Post an explanation of whether means-tested programs (TANF, SNAP, and SSI) create dependency. Then, explain how the potential perception of dependency might contribute to the stigma surrounding welfare programs. Finally, explain the perceptions you have regarding people who receive means-tested welfare and how that perception might affect your work with clients
Laureate Education (Producer). (2013). Sessions: Logan family (Episode 4 of 42) [Video file]. Retrieved from https://class.waldenu.edu
Required Media: Transcript
Logan Family Episode 4 Program Transcript FEMALE SPEAKER: Ebony and I have been talking about what’s been going on. And I know she’s been getting your differences of opinion. So I thought it would be a good idea for us all to meet and talk about her choices and the implication of those choices. MRS. JOHNSON: You are the reason we are here. Maybe you’d like to go first. What choices you think you have? I’ll tell you what choices you don’t have. You have this baby, and you want me to take care of it. I can’t afford it. I am done raising kids. FEMALE SPEAKER: Mrs. Johnson– MRS. JOHNSON: No, you want to talk about choices. So let’s talk about choices. You don’t have any but to not have that baby. That’s what I think. Where are you going to live? Because we are not going to have another baby in my house. FEMALE SPEAKER: Mrs. Johnson– MRS. JOHNSON: And where do you think you’re going to get the services that you need? When I was pregnant with you I was on Medicaid. But it was nothing, and it only lasts a few months. Men tell you what they want. But when it comes to children, women do the raising, the worrying, making ends meet. Listen to your mother. Get an abortion. EBONY: I don’t know. MRS. JOHNSON: An abortion is a hell of a lot cheaper than it’s going to be to work 16 years to feed and clothe and raise that child, Ebony. EBONY: Will you stop talking about money? It’s a baby, and it’s in me. It’s my choice. And I don’t know what to do. MRS. JOHNSON: You’re right. It’s your choice. I just don’t want you to end up like me, be a single mom at your age, just like my own mother was. I want you have all the things I didn’t get, college, a good job, that’s all. I just want you to have better. Logan Family Episode 4 Additional Content Attribution
Popple, P. R., & Leighninger, L. (2019). The policy-based profession: An introduction to social welfare policy analysis for social workers (7th ed.). Upper Saddle River, NJ: Pearson Education.
· Chapter 6, “Fighting poverty: Temporary Assistance to Needy Families” (pp. 99-136)
Plummer, S. -B., Makris, S., & Brocksen, S. (Eds.). (2014). Sessions: Case histories.
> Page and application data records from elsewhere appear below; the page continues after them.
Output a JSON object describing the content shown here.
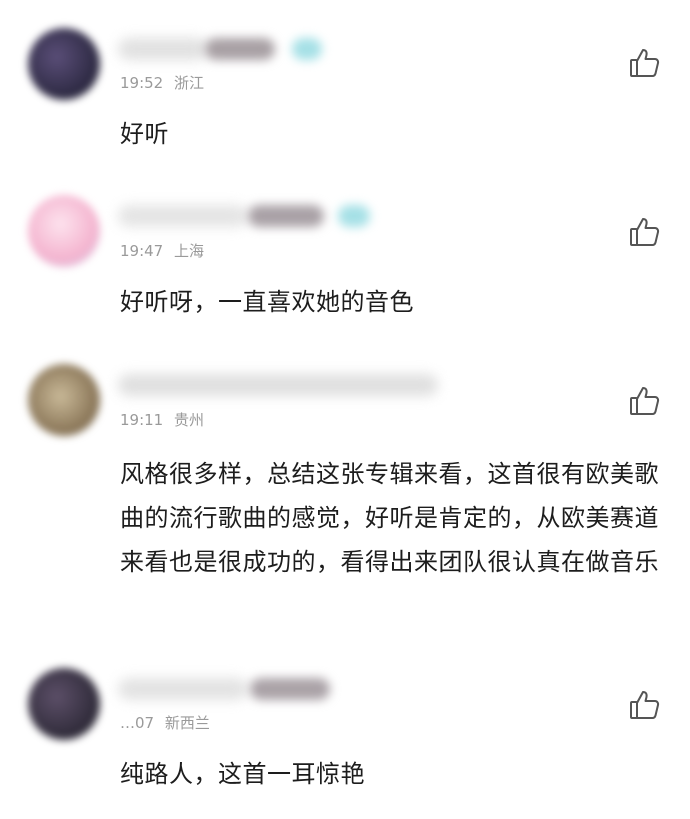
{
  "comments": [
    {
      "time": "19:52",
      "location": "浙江",
      "text": "好听",
      "avatar_color": "#3a3552"
    },
    {
      "time": "19:47",
      "location": "上海",
      "text": "好听呀，一直喜欢她的音色",
      "avatar_color": "#f2b6d0"
    },
    {
      "time": "19:11",
      "location": "贵州",
      "text": "风格很多样，总结这张专辑来看，这首很有欧美歌曲的流行歌曲的感觉，好听是肯定的，从欧美赛道来看也是很成功的，看得出来团队很认真在做音乐",
      "avatar_color": "#9a8a70"
    },
    {
      "time": "…07",
      "location": "新西兰",
      "text": "纯路人，这首一耳惊艳",
      "avatar_color": "#3b3447"
    }
  ],
  "icons": {
    "like": "thumbs-up-icon"
  }
}
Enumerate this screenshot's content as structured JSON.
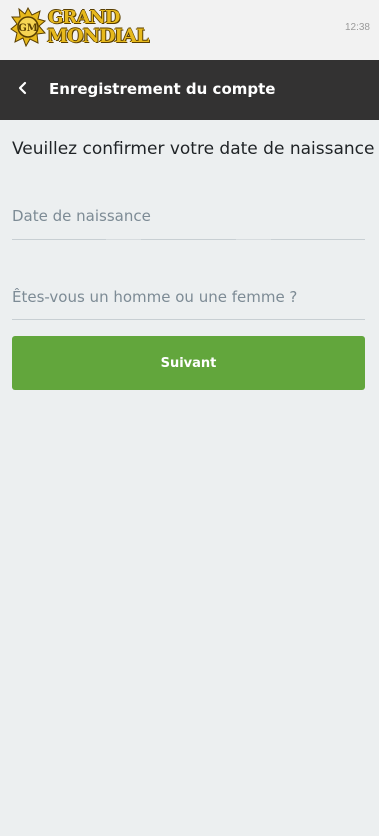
{
  "status_bar": {
    "time": "12:38"
  },
  "brand": {
    "line1": "GRAND",
    "line2": "MONDIAL",
    "monogram": "GM",
    "gold": "#e7b91c"
  },
  "header": {
    "title": "Enregistrement du compte",
    "back_icon": "chevron-left-icon",
    "background": "#333232"
  },
  "form": {
    "heading": "Veuillez confirmer votre date de naissance",
    "dob_placeholder": "Date de naissance",
    "gender_placeholder": "Êtes-vous un homme ou une femme ?",
    "submit_label": "Suivant",
    "submit_color": "#62a63c"
  }
}
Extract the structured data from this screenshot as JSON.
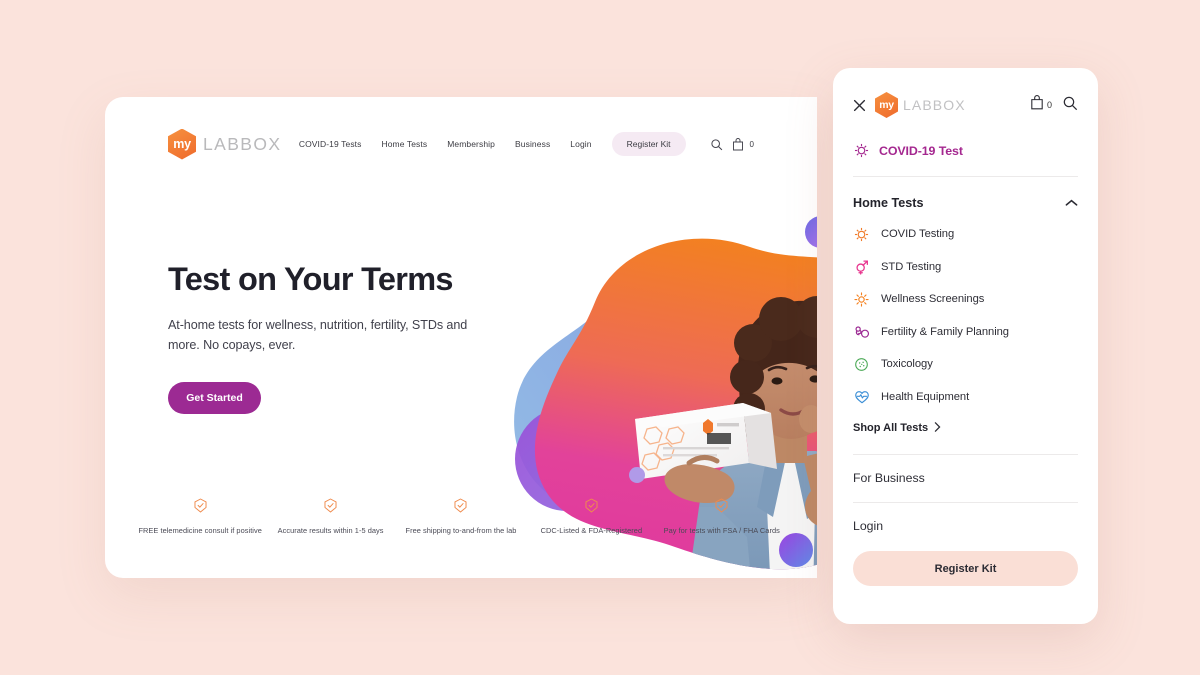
{
  "theme": {
    "page_bg": "#fbe3dc",
    "brand_orange": "#ef6a2c",
    "brand_purple": "#9c2a93",
    "magenta": "#a4278f",
    "pill_pink": "#fadfd6"
  },
  "desktop": {
    "logo": {
      "mark_text": "my",
      "word": "LABBOX"
    },
    "nav": {
      "links": [
        {
          "label": "COVID-19 Tests"
        },
        {
          "label": "Home Tests"
        },
        {
          "label": "Membership"
        },
        {
          "label": "Business"
        },
        {
          "label": "Login"
        }
      ],
      "register_kit": "Register Kit",
      "search_icon": "search-icon",
      "cart_icon": "shopping-bag-icon",
      "cart_count": "0"
    },
    "hero": {
      "title": "Test on Your Terms",
      "subtitle": "At-home tests for wellness, nutrition, fertility, STDs and more. No copays, ever.",
      "cta": "Get Started"
    },
    "features": [
      {
        "icon": "check-shield-icon",
        "text": "FREE telemedicine consult if positive"
      },
      {
        "icon": "check-shield-icon",
        "text": "Accurate results within 1-5 days"
      },
      {
        "icon": "check-shield-icon",
        "text": "Free shipping to-and-from the lab"
      },
      {
        "icon": "check-shield-icon",
        "text": "CDC-Listed & FDA-Registered"
      },
      {
        "icon": "check-shield-icon",
        "text": "Pay for tests with FSA / FHA Cards"
      }
    ]
  },
  "mobile_menu": {
    "close_icon": "close-icon",
    "logo": {
      "mark_text": "my",
      "word": "LABBOX"
    },
    "cart_icon": "shopping-bag-icon",
    "cart_count": "0",
    "search_icon": "search-icon",
    "covid_item": {
      "label": "COVID-19 Test",
      "icon": "virus-icon",
      "color": "#a4278f"
    },
    "section": {
      "title": "Home Tests",
      "chevron": "chevron-up-icon",
      "items": [
        {
          "label": "COVID Testing",
          "icon": "virus-icon",
          "color": "#f07b2a"
        },
        {
          "label": "STD Testing",
          "icon": "gender-symbols-icon",
          "color": "#e8368f"
        },
        {
          "label": "Wellness Screenings",
          "icon": "sun-icon",
          "color": "#f58220"
        },
        {
          "label": "Fertility & Family Planning",
          "icon": "sperm-egg-icon",
          "color": "#9c2a93"
        },
        {
          "label": "Toxicology",
          "icon": "petri-dish-icon",
          "color": "#4caa57"
        },
        {
          "label": "Health Equipment",
          "icon": "heartbeat-icon",
          "color": "#3c8fd6"
        }
      ],
      "shop_all": "Shop All Tests",
      "shop_all_chevron": "chevron-right-icon"
    },
    "business_link": "For Business",
    "login_link": "Login",
    "register_kit_button": "Register Kit"
  }
}
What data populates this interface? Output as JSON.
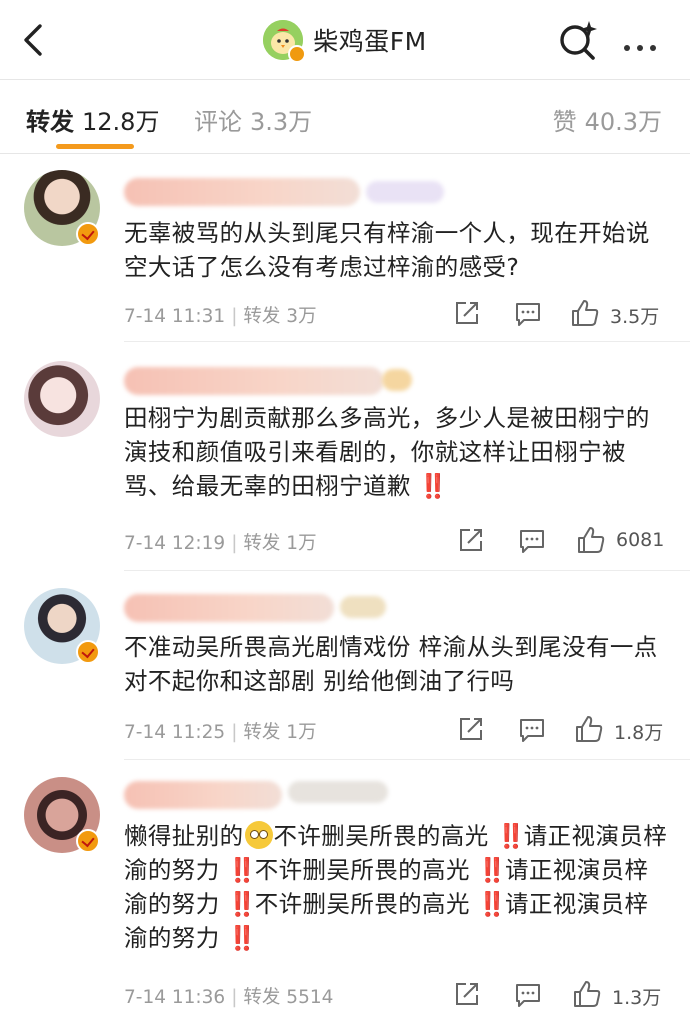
{
  "header": {
    "title": "柴鸡蛋FM"
  },
  "tabs": {
    "repost_label": "转发",
    "repost_count": "12.8万",
    "comment_label": "评论",
    "comment_count": "3.3万",
    "like_label": "赞",
    "like_count": "40.3万"
  },
  "colors": {
    "accent": "#f49a1d",
    "verified_badge": "#f29a0f",
    "alert_red": "#e0202a"
  },
  "items": [
    {
      "text": "无辜被骂的从头到尾只有梓渝一个人，现在开始说空大话了怎么没有考虑过梓渝的感受?",
      "time": "7-14 11:31",
      "repost": "转发 3万",
      "likes": "3.5万"
    },
    {
      "text_a": "田栩宁为剧贡献那么多高光，多少人是被田栩宁的演技和颜值吸引来看剧的，你就这样让田栩宁被骂、给最无辜的田栩宁道歉",
      "bang": "‼️",
      "time": "7-14 12:19",
      "repost": "转发 1万",
      "likes": "6081"
    },
    {
      "text": "不准动吴所畏高光剧情戏份 梓渝从头到尾没有一点对不起你和这部剧 别给他倒油了行吗",
      "time": "7-14 11:25",
      "repost": "转发 1万",
      "likes": "1.8万"
    },
    {
      "seg1": "懒得扯别的",
      "seg2": "不许删吴所畏的高光",
      "seg3": "请正视演员梓渝的努力",
      "seg4": "不许删吴所畏的高光",
      "seg5": "请正视演员梓渝的努力",
      "seg6": "不许删吴所畏的高光",
      "seg7": "请正视演员梓渝的努力",
      "bang": "‼️",
      "time": "7-14 11:36",
      "repost": "转发 5514",
      "likes": "1.3万"
    }
  ]
}
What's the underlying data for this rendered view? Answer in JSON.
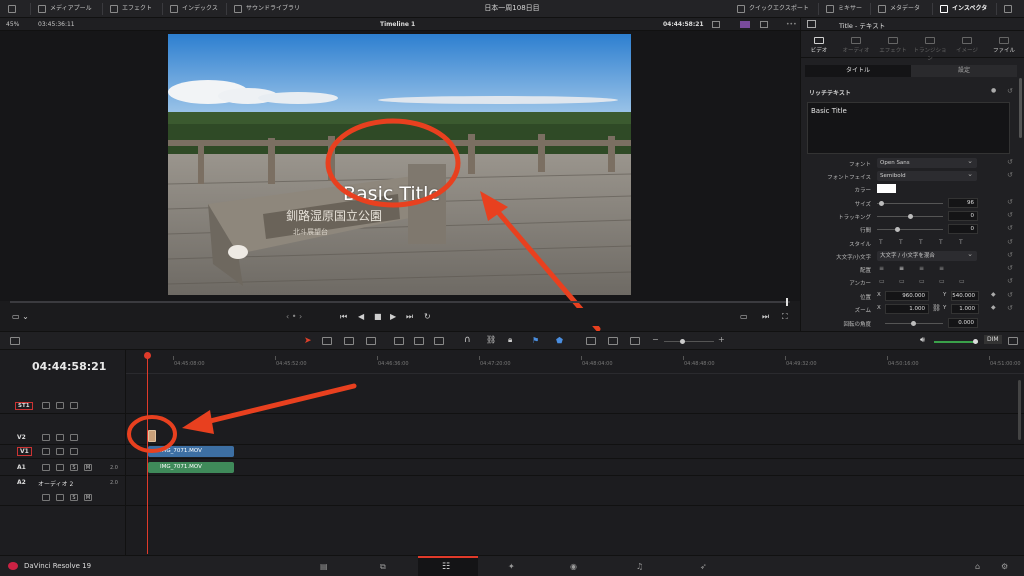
{
  "toolbar": {
    "media_pool": "メディアプール",
    "effects": "エフェクト",
    "index": "インデックス",
    "sound_library": "サウンドライブラリ",
    "project_title": "日本一周108日目",
    "quick_export": "クイックエクスポート",
    "mixer": "ミキサー",
    "metadata": "メタデータ",
    "inspector": "インスペクタ"
  },
  "viewer": {
    "zoom": "45%",
    "source_timecode": "03:45:36:11",
    "timeline_name": "Timeline 1",
    "record_timecode": "04:44:58:21",
    "title_overlay": "Basic Title"
  },
  "inspector": {
    "header": "Title - テキスト",
    "tabs": [
      "ビデオ",
      "オーディオ",
      "エフェクト",
      "トランジション",
      "イメージ",
      "ファイル"
    ],
    "subtabs": [
      "タイトル",
      "設定"
    ],
    "rich_text_label": "リッチテキスト",
    "text_value": "Basic Title",
    "font_label": "フォント",
    "font_value": "Open Sans",
    "font_face_label": "フォントフェイス",
    "font_face_value": "Semibold",
    "color_label": "カラー",
    "color_value": "#ffffff",
    "size_label": "サイズ",
    "size_value": "96",
    "size_fraction": 0.03,
    "tracking_label": "トラッキング",
    "tracking_value": "0",
    "tracking_fraction": 0.5,
    "line_spacing_label": "行間",
    "line_spacing_value": "0",
    "line_spacing_fraction": 0.3,
    "style_label": "スタイル",
    "style_glyphs": [
      "T",
      "T",
      "T",
      "T",
      "T"
    ],
    "case_label": "大文字/小文字",
    "case_value": "大文字 / 小文字を混合",
    "align_label": "配置",
    "anchor_label": "アンカー",
    "position_label": "位置",
    "position_x": "960.000",
    "position_y": "540.000",
    "zoom_label": "ズーム",
    "zoom_x": "1.000",
    "zoom_y": "1.000",
    "rotation_label": "回転の角度",
    "rotation_value": "0.000",
    "x_axis": "X",
    "y_axis": "Y"
  },
  "timeline": {
    "timecode": "04:44:58:21",
    "ruler_ticks": [
      "04:45:08:00",
      "04:45:52:00",
      "04:46:36:00",
      "04:47:20:00",
      "04:48:04:00",
      "04:48:48:00",
      "04:49:32:00",
      "04:50:16:00",
      "04:51:00:00"
    ],
    "dim_label": "DIM",
    "tracks": {
      "st1": "ST1",
      "v2": "V2",
      "v1": "V1",
      "a1": "A1",
      "a1_level": "2.0",
      "a2": "A2",
      "a2_name": "オーディオ 2",
      "a2_level": "2.0"
    },
    "clips": {
      "video_clip": "IMG_7071.MOV",
      "audio_clip": "IMG_7071.MOV"
    },
    "clip_colors": {
      "video": "#3d6fa3",
      "audio": "#3f8a5a",
      "title": "#c9a07a"
    }
  },
  "bottom": {
    "app_name": "DaVinci Resolve 19"
  },
  "annotation_color": "#e8401f"
}
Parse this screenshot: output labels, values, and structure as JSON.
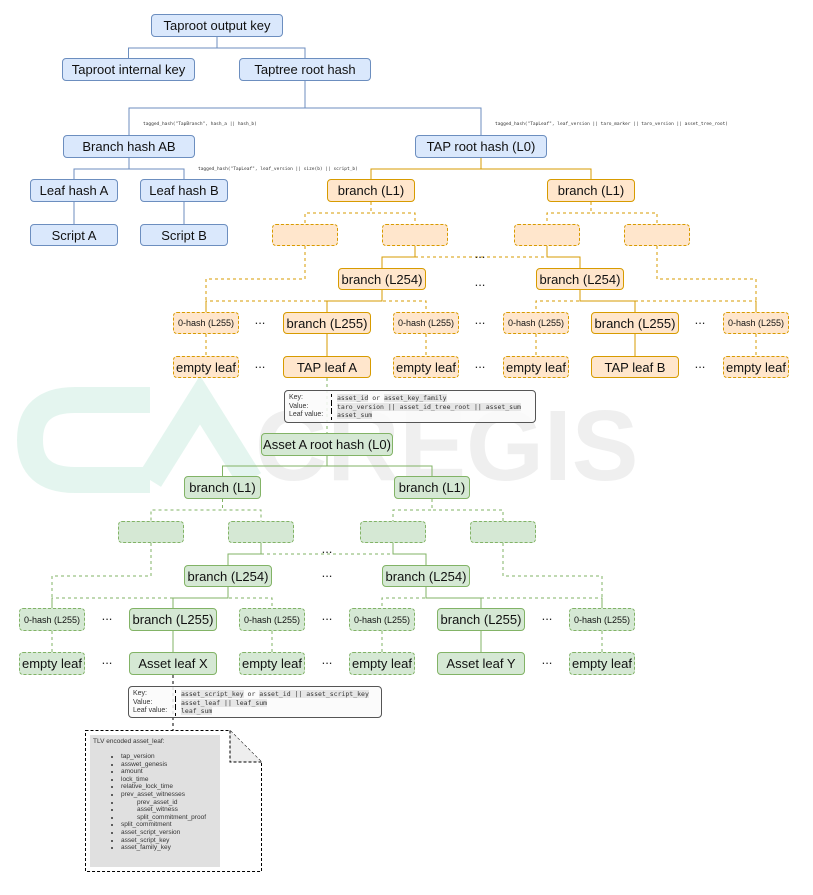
{
  "logo": {
    "text": "CREGIS"
  },
  "colors": {
    "blue_fill": "#dae8fc",
    "blue_stroke": "#6c8ebf",
    "orange_fill": "#ffe6cc",
    "orange_stroke": "#d79b00",
    "green_fill": "#d5e8d4",
    "green_stroke": "#82b366"
  },
  "nodes": {
    "out": "Taproot output key",
    "internal": "Taproot internal key",
    "taptree": "Taptree root hash",
    "bab": "Branch hash AB",
    "taproot": "TAP root hash (L0)",
    "lha": "Leaf hash A",
    "lhb": "Leaf hash B",
    "sa": "Script A",
    "sb": "Script B",
    "o_l1a": "branch (L1)",
    "o_l1b": "branch (L1)",
    "o_l254a": "branch (L254)",
    "o_l254b": "branch (L254)",
    "o_z1": "0-hash (L255)",
    "o_b255a": "branch (L255)",
    "o_z2": "0-hash (L255)",
    "o_z3": "0-hash (L255)",
    "o_b255b": "branch (L255)",
    "o_z4": "0-hash (L255)",
    "o_e1": "empty leaf",
    "o_la": "TAP leaf A",
    "o_e2": "empty leaf",
    "o_e3": "empty leaf",
    "o_lb": "TAP leaf B",
    "o_e4": "empty leaf",
    "g_root": "Asset A root hash (L0)",
    "g_l1a": "branch (L1)",
    "g_l1b": "branch (L1)",
    "g_l254a": "branch (L254)",
    "g_l254b": "branch (L254)",
    "g_z1": "0-hash (L255)",
    "g_b255a": "branch (L255)",
    "g_z2": "0-hash (L255)",
    "g_z3": "0-hash (L255)",
    "g_b255b": "branch (L255)",
    "g_z4": "0-hash (L255)",
    "g_e1": "empty leaf",
    "g_lx": "Asset leaf X",
    "g_e2": "empty leaf",
    "g_e3": "empty leaf",
    "g_ly": "Asset leaf Y",
    "g_e4": "empty leaf"
  },
  "ellipsis": "...",
  "annotations": {
    "tapbranch": "tagged_hash(\"TapBranch\", hash_a || hash_b)",
    "tapleaf_taro": "tagged_hash(\"TapLeaf\", leaf_version || taro_marker || taro_version || asset_tree_root)",
    "tapleaf_script": "tagged_hash(\"TapLeaf\", leaf_version || size(b) || script_b)"
  },
  "kv_tap": {
    "key_label": "Key:",
    "value_label": "Value:",
    "leaf_label": "Leaf value:",
    "key_a": "asset_id",
    "key_or": "or",
    "key_b": "asset_key_family",
    "value": "taro_version || asset_id_tree_root || asset_sum",
    "leaf": "asset_sum"
  },
  "kv_asset": {
    "key_label": "Key:",
    "value_label": "Value:",
    "leaf_label": "Leaf value:",
    "key_a": "asset_script_key",
    "key_or": "or",
    "key_b": "asset_id || asset_script_key",
    "value": "asset_leaf || leaf_sum",
    "leaf": "leaf_sum"
  },
  "tlv": {
    "title": "TLV encoded asset_leaf:",
    "items": [
      "tap_version",
      "asswet_genesis",
      "amount",
      "lock_time",
      "relative_lock_time",
      "prev_asset_witnesses",
      "prev_asset_id",
      "asset_witness",
      "split_commitment_proof",
      "split_commitment",
      "asset_script_version",
      "asset_script_key",
      "asset_family_key"
    ]
  }
}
Baltimore: MD: Laureate International Universities Publishing. [Vital Source e-reader].
· Part 1, “The Logan Family” (pp. 9–10)
US Department of Health and Human Services (n.d). Office of Planning, Research & Evaluation. Retrieved November 14, 2013, from